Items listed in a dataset
· · · · ·
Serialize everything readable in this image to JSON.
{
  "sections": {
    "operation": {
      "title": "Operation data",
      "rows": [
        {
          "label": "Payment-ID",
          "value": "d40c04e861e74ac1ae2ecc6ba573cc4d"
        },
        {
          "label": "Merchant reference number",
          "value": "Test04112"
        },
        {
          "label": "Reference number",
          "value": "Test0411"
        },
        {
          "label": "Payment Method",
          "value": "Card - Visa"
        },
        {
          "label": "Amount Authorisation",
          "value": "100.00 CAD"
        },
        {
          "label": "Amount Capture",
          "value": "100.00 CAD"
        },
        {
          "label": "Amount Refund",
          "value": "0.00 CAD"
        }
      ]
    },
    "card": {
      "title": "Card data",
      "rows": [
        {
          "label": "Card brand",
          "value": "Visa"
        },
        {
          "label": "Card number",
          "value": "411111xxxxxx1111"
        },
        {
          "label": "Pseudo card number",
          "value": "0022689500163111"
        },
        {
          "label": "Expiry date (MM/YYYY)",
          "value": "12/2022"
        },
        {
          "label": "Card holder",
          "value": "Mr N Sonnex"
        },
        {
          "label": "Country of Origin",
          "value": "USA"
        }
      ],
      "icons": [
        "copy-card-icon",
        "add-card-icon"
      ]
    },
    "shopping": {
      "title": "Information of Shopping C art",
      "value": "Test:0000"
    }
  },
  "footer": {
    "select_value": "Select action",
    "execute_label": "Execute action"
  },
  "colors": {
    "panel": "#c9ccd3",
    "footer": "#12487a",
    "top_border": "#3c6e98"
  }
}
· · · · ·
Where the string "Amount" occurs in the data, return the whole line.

          "label": "Amount Authorisation",
          "label": "Amount Capture",
          "label": "Amount Refund",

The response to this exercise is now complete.